Featured News - Current News - Archived News - News Categories

Abuse of Peruvian indigenous peoples results in social crisis

by Breonnah Colón - Lifestyles Editor
Tue, Apr 24th 2018 11:00 pm
No Prior Images
Viewing 1 of 2
View Next Image

Peru is home to a plethora of different customs, traditions and people. It is one of the few countries where its indigenous peoples still exist and practice their traditional way of life, despite becoming increasingly oppressed as times goes on. Commonly known for its beautiful and mysterious ruins, such as the famous city of Machu Picchu, Peru tends to be a Latin American country that flies under the radar for most of the world. That was until very recently.

The country has always had a complex relationship with its indigenous peoples. For almost a decade now, Peru has made headlines across the world for its attempt at modernizing its economy through the use of what many would consider the exploitation of its natural resources, namely the Amazon Rainforest. Spanning across eight different countries, the Amazon serves as a home for a wide variety of plants, animals and natural resources like oil. Its ecosystem is so vast and integral to the global landscape that one in 10 species of all living organisms lives within the forest, according to worldwildlife.org. To date, the forest serves as a habitat for approximately forty thousand plant species, 3,000 freshwater species and more than 350 different species of reptiles. 

The Amazon rainforest is so large, it makes up roughly half of the world’s existing tropical forests. Needless to say, negatively impacting the forest could have a devastating effect on thousands of different species. However, the Amazon is home to more than natural life — it also serves as a home for different indigenous tribes. In fact, roughly one million indigenous peoples live within the forest, broken up into around 400 different tribes, according to survivalinternational.org. These tribes are now being kicked out and in certain cases, even brutalized for their way of life, all in the interest of money.

In order to protect their way of life, Peru has been pushed to enforce law that would serve to maintain the culture of its indigenous population — a call which has remained unanswered for some time. These political tensions have spilled over to create a form of social turmoil. The results of that boiling point have reached all corners of the world this week as headlines read about a Canadian man killed for the alleged murder of a native medicine woman. 
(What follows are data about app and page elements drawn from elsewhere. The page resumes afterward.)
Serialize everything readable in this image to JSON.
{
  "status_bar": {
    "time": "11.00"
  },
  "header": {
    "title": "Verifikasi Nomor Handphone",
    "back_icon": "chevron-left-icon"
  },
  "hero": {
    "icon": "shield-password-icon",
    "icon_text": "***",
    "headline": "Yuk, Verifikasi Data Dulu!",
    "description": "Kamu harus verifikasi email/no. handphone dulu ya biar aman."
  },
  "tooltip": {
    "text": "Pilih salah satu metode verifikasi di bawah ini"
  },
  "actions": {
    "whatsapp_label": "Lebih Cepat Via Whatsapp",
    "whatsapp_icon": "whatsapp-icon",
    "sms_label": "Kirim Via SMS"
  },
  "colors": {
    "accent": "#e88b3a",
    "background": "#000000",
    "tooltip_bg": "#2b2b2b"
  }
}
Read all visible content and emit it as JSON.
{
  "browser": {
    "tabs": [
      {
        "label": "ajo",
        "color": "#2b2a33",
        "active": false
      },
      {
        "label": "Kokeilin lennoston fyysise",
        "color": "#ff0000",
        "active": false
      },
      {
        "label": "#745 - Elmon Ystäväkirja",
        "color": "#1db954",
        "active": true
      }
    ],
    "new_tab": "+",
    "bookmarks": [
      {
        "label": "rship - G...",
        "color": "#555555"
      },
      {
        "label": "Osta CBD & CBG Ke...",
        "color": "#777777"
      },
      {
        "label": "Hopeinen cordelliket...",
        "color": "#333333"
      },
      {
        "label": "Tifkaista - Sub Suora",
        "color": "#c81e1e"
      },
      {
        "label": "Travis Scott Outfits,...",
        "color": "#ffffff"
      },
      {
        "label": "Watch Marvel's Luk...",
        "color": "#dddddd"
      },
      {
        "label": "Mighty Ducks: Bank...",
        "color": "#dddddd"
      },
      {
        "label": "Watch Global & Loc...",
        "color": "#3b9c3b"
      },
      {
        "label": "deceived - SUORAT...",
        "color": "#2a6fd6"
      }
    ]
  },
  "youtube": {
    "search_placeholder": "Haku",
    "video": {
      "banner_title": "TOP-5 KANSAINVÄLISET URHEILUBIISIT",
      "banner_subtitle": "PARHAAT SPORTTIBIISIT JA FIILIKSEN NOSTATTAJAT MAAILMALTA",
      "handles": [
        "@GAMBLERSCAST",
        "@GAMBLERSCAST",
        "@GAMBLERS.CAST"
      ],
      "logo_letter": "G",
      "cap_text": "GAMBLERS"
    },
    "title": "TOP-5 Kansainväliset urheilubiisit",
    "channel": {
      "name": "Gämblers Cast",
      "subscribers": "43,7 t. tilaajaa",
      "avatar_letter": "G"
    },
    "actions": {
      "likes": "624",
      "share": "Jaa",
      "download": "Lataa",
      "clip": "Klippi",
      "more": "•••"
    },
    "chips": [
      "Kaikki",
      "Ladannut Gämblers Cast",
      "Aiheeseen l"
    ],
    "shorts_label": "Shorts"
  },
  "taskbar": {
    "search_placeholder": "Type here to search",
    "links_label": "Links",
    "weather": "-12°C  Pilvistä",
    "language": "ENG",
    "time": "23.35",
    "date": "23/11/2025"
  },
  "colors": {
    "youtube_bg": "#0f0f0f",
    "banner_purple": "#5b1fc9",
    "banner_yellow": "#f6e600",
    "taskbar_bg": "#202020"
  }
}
The Guardian explained that a cell phone video showed Canadian citizen Sebastian Woodroffe beaten, and then ultimately strangled to death in the middle of a town as its inhabitants looked on. While this sort of punishment may be shocking to us here in the United States, such practices are common in more rural parts of Peru. The presence of police is much less apparent than the rest of the country, leaving villagers to handle cases according to local customs. 

Woodroffe was accused of killing a local medicine woman, Olivia Arevalo. Arevalo was was shot twice by her home near the Amazon where she soon died, prompting outrage across the country. The reason why locals came to the conclusion that Woodroffe killed Arevalo remains unknown; however, it wouldn’t be out of the question to think that he was accused merely for being an outsider. 

Currently, Peruvian authorities have two homicide cases to handle with little to no evidence about who carried them out. Reuters.com explained that  Ricardo Palma Jimenez, head of authorities looking into the case in the area, has vowed to find the suspects of both cases.

Learning of such devastation in other countries may seem like we are detached, but such circumstances aren’t exactly unheard of in our own country. As far away as these issues may seem, they’re actually taking place in our own nation. With political, racial and social tensions at its breaking point right on our own soil, we may learn a lot simply by paying attention to what’s going on in the other America. 




Photo of the Week

Taken by Vincent Croce:
Staff Photographer

Author List